Large organisations are faced with the problem of controlling their suppliers and monitoring the quality of the whole network. There are usually two ways to do that. One is by incentifying partners to stick to pre-agreed frameworks. Walmart, for example, actively seeks suppliers who are performing well in terms of sustainability and works with them. For Xavier this method is used most often when the relationship is new and trust is being built. On the other hand, some manufacturers opt to penalize poorly performing suppliers. Both tactics can be used depending on the case.
The biggest challenge at the moment is to modify the whole network and incorporate resilience and agility in operations. GEP has been working with its clients to create energy efficient designs as a part of their projects. It’s possible because in recent years, and especially because of COVID-19, organisations have sought out the procurement department more. Xavier is certain that procurement is responding and leading the transformation successfully.
Typically manufacturers and retailers are those who take the lead when it comes to executing transformations along the supply chain. Xavier also points to the role of governments and regulators who can nudge a change in the industry by adopting a specific policy. For example, many companies have decided to look for sustainable energy sources like solar power because of government incentives. However, Xavier believes governments cannot subsidise everything and organisations need to be responsible for the way they move towards sustainability.
In Europe governments have traditionally been more keen to regulate the market. In the USA it is expected that the new Biden administration will be more proactive on that front too. The new American administration is committed to building more sustainable energy sources and EVs are picking up.

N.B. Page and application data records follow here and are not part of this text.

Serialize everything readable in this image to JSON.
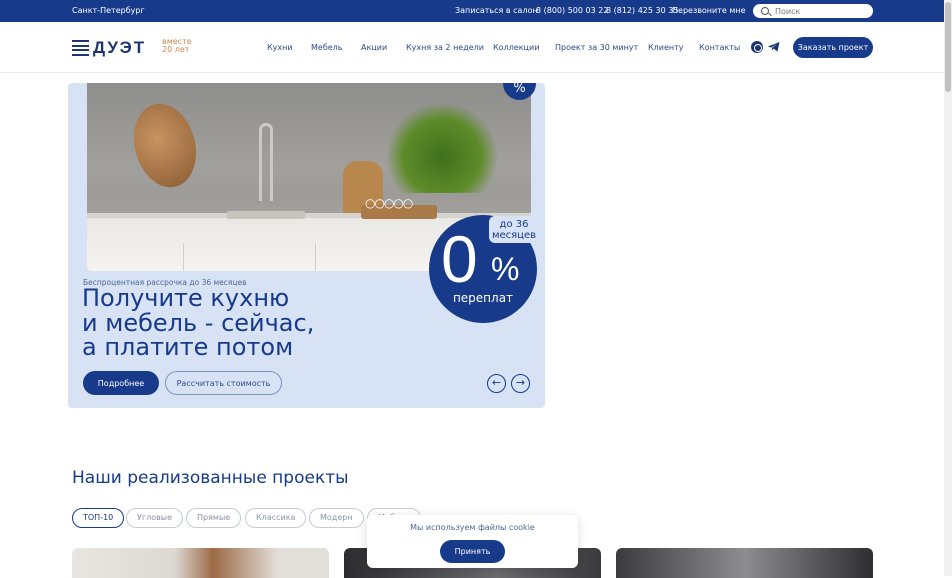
{
  "topbar": {
    "city": "Санкт-Петербург",
    "book_salon": "Записаться в салон",
    "phone1": "8 (800) 500 03 22",
    "phone2": "8 (812) 425 30 35",
    "callback": "Перезвоните мне",
    "search_placeholder": "Поиск"
  },
  "header": {
    "logo_word": "ДУЭТ",
    "logo_tagline": "вместе 20 лет",
    "nav": [
      "Кухни",
      "Мебель",
      "Акции",
      "Кухня за 2 недели",
      "Коллекции",
      "Проект за 30 минут",
      "Клиенту",
      "Контакты"
    ],
    "cta": "Заказать проект"
  },
  "hero": {
    "badge_top": "%",
    "subtitle": "Беспроцентная рассрочка до 36 месяцев",
    "title_lines": [
      "Получите кухню",
      "и мебель - сейчас,",
      "а платите потом"
    ],
    "badge_months": "до 36 месяцев",
    "badge_zero": "0",
    "badge_percent": "%",
    "badge_overpay": "переплат",
    "btn_more": "Подробнее",
    "btn_calc": "Рассчитать стоимость",
    "prev_arrow": "←",
    "next_arrow": "→"
  },
  "projects": {
    "title": "Наши реализованные проекты",
    "filters": [
      "ТОП-10",
      "Угловые",
      "Прямые",
      "Классика",
      "Модерн",
      "Мебель"
    ]
  },
  "cookie": {
    "message": "Мы используем файлы cookie",
    "accept": "Принять"
  },
  "colors": {
    "primary": "#173a8a",
    "hero_bg": "#d7e3f4",
    "accent_logo": "#c98a4b"
  }
}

The role of the consumers is also important. As sustainability has become a major topic more and more people are interested in the way brands procure goods. They are creating more pressure on organisations who need to follow stricter rules, even if they are not laws but only social norms. ‘Consumers have started to value cooperation and look at what is the social impact of sourcing strategies,’ says Xavier.